NFT art by Mad Dog Jones, sold by Sotheby's.
If you want to make money with NFT's, there's two paths: you as the buyer (speculator), and you as the creator (artist).
Maybe the easiest way to make money is as an artist, if - if! - you have a large community of followers who are crypto savvy.
If you don't have any followers, you might want to stop there, as the space is crowded enough already that NFT's posted without explanation aren't likely go anywhere.
As an artist, if you are reasonably sure of selling your NFT, this is the way, if your following justifies it.
Be aware of hidden fees. On Ethereum, to mint a collection, it's often above $50, minimum (minting is basically the same as creating on the blockchain itself).
So if you only plan to mint one piece of art, and you were only planning to sell it for about $25, it doesn't make sense to mint it on Ethereum.
Many artists have complained about being burned by this, so give it some thought.
If you're not an artist - if want to buy and resell NFT's for profit - there's some things you should keep in mind.

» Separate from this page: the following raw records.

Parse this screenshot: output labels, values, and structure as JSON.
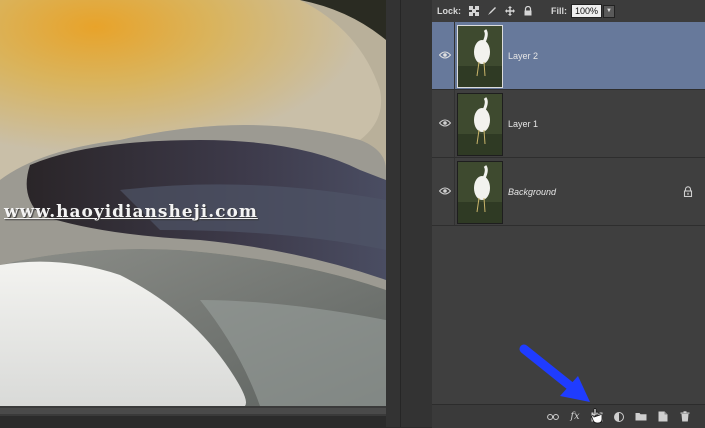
{
  "watermark": "www.haoyidiansheji.com",
  "lock_bar": {
    "lock_label": "Lock:",
    "fill_label": "Fill:",
    "fill_value": "100%"
  },
  "layers": [
    {
      "name": "Layer 2",
      "selected": true,
      "locked": false,
      "italic": false
    },
    {
      "name": "Layer 1",
      "selected": false,
      "locked": false,
      "italic": false
    },
    {
      "name": "Background",
      "selected": false,
      "locked": true,
      "italic": true
    }
  ],
  "footer_buttons": [
    {
      "id": "link-layers",
      "icon": "link-icon",
      "label": "⇔"
    },
    {
      "id": "add-style",
      "icon": "fx-icon",
      "label": "fx"
    },
    {
      "id": "add-mask",
      "icon": "layer-mask-icon",
      "label": ""
    },
    {
      "id": "adjustment",
      "icon": "adjustment-layer-icon",
      "label": ""
    },
    {
      "id": "group",
      "icon": "folder-icon",
      "label": ""
    },
    {
      "id": "new-layer",
      "icon": "new-layer-icon",
      "label": ""
    },
    {
      "id": "delete",
      "icon": "trash-icon",
      "label": ""
    }
  ],
  "colors": {
    "selected_layer": "#67799b",
    "annotation_arrow": "#1f3cff"
  }
}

First, think about your time horizon. Is it a couple weeks? A few months? Years?
There's no clear answer here. There have definitely been projects that have soared high and then crashed low afterwards, without yet having matched their previous highs (example: the Mekaverse). There's also people who have sold very pricey projects too early.

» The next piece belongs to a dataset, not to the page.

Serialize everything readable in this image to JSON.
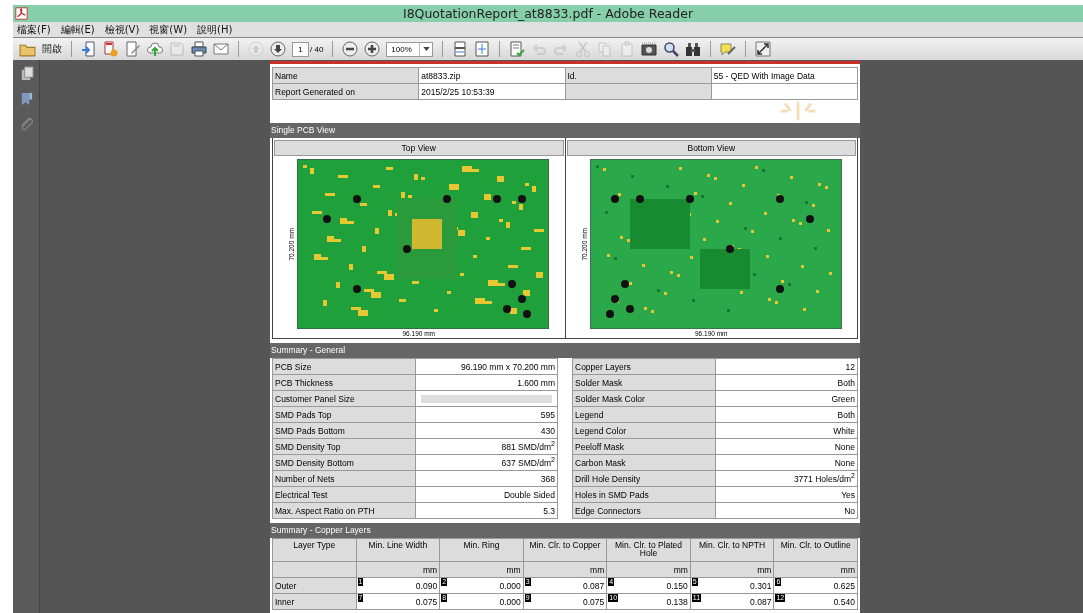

Keep in mind that it's hard to time the market.
Second, there's different kinds of NFT's, with different paths to profit. Consider the kind of play you want to make.
One type of NFT is what you might call the 'art' NFT.
For this type of NFT, the value is all in the art that is delivered to you upon purchase of the NFT. You are expecting to profit because the value of the work will appreciate, as will that artist's work in relation to their peers (see the illustration at top of page).
Another type of NFT is what you might call the 'product' NFT.
The NFT here is really one small piece of a product offering to be built. It isn't complete, in the senes that the rest of the product will need to be released to realize its value.
Until then, the NFT's value proposition is incomplete - you need those other pieces to really get the full value of your purchase.
Unlike the 'art' NFT, you are depending on good execution here: even if your NFT looks great, it won't be worth much if the product doesn't materialize.
Art from Star Atlas, which is selling NFTs as part of an eventual game.
In between those is what I'll call the 'community' NFT.
This is an NFT that has art, but also has a community aspect, where the community aspect is often as or more important than the art, to realize the value of your purchase.
A famous, controversial example.
In my opinion this is closer to the product NFT, especially because there's often a roadmap that will need to be completed to fully manifest the value of the NFT.
So consider which type of project speaks to you the most, or appeals to you the most on a project by project basis, and make your choice.
No one has a crystal ball, but we do know the NFT interest has been growing and following an upward trend. It's not a bad time to start learning, and spending. It's not crazy to think the learning now could pay off later.
So do your homework, find projects you like, and who knows: you could end up very happy with your choice.